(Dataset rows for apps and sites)

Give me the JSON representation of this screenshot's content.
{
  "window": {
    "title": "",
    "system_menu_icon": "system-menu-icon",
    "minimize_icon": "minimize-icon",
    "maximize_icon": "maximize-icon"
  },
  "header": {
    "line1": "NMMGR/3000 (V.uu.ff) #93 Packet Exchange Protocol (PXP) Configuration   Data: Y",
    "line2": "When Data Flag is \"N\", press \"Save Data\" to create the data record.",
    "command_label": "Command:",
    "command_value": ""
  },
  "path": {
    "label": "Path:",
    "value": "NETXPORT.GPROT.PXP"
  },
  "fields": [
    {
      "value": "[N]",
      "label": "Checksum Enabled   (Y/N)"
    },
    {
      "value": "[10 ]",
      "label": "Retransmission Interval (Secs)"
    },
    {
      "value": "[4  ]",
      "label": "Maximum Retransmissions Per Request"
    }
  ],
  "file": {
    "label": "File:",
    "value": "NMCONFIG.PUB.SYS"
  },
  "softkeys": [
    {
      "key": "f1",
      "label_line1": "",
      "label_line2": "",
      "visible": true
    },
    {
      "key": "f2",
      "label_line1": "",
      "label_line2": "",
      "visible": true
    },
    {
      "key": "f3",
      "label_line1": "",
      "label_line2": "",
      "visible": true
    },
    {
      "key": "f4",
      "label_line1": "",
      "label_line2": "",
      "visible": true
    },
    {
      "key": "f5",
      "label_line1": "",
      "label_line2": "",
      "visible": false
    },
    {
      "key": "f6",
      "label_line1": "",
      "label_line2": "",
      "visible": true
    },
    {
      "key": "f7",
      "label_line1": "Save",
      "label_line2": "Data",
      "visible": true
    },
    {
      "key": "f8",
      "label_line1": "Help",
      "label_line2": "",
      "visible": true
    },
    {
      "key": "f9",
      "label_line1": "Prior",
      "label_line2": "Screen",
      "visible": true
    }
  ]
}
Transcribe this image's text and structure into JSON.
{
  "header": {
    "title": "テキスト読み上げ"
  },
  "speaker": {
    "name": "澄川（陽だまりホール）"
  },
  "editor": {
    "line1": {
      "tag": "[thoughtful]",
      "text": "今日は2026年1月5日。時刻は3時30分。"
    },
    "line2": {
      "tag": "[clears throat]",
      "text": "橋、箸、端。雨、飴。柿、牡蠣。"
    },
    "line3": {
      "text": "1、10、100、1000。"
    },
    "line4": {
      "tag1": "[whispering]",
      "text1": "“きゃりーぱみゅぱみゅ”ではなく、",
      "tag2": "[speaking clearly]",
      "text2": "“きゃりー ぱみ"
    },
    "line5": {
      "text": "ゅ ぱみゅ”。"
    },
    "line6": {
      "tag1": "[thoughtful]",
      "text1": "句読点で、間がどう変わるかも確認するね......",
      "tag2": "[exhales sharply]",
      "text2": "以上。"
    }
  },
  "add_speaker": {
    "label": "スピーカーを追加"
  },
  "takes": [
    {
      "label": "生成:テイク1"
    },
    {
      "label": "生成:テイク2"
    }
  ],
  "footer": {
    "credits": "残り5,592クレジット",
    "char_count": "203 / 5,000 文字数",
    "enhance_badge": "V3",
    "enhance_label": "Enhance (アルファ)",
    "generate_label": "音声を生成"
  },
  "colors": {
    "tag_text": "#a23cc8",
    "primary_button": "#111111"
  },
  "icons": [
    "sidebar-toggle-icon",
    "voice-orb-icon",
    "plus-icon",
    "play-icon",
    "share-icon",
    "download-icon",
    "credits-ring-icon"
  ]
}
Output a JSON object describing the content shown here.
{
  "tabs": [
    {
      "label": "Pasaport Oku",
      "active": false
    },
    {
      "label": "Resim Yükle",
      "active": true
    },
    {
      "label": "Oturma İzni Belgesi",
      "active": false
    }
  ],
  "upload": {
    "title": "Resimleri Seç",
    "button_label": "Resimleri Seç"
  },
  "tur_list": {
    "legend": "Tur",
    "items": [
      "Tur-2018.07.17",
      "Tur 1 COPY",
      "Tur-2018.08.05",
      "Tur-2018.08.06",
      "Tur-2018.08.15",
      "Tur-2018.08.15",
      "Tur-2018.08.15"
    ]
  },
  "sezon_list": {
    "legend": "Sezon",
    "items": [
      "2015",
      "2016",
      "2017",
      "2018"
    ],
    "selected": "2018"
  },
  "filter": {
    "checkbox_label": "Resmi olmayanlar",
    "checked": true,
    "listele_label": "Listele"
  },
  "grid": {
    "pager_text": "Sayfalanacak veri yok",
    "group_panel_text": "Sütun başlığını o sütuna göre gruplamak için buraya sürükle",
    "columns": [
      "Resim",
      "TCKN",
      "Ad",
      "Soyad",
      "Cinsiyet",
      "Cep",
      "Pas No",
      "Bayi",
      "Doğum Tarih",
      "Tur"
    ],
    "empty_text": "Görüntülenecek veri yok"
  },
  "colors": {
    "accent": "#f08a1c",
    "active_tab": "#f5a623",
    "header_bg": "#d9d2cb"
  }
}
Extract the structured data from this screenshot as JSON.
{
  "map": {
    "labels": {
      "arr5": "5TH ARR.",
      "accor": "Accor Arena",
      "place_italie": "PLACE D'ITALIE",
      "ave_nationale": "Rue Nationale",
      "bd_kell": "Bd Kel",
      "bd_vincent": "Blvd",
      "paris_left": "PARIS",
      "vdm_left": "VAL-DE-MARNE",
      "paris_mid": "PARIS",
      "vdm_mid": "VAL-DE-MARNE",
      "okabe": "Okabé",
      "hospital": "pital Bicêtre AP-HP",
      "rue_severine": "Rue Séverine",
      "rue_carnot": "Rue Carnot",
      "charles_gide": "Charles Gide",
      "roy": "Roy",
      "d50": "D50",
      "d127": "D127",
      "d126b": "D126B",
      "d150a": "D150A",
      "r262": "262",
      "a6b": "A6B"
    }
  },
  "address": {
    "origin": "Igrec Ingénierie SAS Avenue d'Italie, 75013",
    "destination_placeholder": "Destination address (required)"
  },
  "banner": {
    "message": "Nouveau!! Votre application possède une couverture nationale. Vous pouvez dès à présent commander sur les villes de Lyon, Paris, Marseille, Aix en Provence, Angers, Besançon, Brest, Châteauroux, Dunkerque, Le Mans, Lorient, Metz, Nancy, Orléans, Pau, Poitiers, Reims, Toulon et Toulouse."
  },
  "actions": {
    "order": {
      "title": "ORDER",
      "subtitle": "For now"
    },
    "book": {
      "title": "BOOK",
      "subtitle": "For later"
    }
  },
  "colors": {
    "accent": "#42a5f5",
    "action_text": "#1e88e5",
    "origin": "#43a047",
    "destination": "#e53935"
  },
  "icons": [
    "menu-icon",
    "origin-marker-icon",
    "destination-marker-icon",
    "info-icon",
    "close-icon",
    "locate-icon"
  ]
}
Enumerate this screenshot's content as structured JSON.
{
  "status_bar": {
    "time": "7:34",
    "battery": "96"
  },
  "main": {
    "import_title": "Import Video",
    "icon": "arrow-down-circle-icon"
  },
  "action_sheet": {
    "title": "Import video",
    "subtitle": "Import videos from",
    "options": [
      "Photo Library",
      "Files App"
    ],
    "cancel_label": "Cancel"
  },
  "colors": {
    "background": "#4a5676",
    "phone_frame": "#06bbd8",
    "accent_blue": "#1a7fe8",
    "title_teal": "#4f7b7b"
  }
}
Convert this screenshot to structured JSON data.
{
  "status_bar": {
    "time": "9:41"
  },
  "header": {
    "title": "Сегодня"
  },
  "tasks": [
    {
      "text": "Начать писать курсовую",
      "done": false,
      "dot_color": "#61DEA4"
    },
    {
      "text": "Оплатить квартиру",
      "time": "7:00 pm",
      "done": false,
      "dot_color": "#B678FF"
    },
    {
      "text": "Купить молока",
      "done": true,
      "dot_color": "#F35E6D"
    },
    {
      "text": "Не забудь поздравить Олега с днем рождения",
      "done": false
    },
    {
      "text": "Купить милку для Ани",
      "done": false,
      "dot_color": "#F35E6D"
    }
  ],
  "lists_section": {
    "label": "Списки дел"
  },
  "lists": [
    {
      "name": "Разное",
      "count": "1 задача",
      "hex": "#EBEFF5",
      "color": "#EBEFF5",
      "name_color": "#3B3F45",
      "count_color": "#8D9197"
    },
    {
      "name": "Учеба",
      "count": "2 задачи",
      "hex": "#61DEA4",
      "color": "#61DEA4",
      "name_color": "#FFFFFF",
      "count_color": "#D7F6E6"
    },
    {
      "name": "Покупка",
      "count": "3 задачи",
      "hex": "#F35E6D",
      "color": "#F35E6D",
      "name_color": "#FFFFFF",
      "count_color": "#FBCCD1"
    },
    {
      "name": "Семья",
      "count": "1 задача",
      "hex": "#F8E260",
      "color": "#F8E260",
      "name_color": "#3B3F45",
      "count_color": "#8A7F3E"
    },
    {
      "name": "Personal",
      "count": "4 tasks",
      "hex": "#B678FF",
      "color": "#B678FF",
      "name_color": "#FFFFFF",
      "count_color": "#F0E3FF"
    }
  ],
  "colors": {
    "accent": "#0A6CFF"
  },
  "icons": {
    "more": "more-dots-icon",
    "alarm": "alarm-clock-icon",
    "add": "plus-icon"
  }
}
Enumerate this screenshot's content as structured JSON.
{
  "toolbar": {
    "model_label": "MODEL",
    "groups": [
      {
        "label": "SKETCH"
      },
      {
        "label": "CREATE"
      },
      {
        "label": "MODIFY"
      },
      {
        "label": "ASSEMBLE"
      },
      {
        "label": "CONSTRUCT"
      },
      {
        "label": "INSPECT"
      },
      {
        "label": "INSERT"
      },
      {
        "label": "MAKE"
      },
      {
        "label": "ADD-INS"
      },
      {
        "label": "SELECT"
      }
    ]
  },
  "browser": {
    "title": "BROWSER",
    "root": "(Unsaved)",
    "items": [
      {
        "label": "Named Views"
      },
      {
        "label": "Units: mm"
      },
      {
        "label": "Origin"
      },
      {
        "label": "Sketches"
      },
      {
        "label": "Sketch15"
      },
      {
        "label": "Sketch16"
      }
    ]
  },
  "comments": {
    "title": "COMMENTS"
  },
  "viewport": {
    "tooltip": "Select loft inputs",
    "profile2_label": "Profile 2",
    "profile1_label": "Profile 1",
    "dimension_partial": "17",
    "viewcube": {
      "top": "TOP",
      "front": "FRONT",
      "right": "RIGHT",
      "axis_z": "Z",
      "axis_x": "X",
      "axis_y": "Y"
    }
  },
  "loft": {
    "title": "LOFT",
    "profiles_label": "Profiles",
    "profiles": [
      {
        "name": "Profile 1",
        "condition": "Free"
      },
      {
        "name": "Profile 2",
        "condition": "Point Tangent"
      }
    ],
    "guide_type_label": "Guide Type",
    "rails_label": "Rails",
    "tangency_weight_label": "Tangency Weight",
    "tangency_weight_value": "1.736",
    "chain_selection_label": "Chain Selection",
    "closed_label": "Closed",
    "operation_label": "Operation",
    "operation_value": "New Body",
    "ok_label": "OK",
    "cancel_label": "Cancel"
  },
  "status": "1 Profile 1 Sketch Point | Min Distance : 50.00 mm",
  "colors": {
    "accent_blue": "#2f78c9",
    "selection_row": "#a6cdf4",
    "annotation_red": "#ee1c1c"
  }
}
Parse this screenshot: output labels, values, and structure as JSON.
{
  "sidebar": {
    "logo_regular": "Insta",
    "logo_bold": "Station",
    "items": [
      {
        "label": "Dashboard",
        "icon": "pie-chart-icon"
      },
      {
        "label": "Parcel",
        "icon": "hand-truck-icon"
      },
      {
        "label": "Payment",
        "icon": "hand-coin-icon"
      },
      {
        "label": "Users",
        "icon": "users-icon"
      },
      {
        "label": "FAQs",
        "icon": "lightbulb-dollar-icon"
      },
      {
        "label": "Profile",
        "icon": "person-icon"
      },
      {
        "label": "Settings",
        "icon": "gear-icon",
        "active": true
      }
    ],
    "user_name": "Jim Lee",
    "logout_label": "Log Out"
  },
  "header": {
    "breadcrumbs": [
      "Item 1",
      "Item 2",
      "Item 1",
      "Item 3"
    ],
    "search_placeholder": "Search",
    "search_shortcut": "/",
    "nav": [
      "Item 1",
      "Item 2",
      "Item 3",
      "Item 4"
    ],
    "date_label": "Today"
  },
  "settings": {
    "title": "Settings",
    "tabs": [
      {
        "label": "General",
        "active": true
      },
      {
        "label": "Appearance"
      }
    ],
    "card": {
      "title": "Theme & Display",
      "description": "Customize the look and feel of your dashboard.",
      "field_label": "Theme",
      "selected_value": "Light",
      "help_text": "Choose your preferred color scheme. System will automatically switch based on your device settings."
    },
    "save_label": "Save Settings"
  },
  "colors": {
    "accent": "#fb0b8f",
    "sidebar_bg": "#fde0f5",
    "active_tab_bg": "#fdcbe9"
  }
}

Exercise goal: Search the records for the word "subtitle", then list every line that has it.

Task output:
      "subtitle": "For now"
      "subtitle": "For later"
    "subtitle": "Import videos from",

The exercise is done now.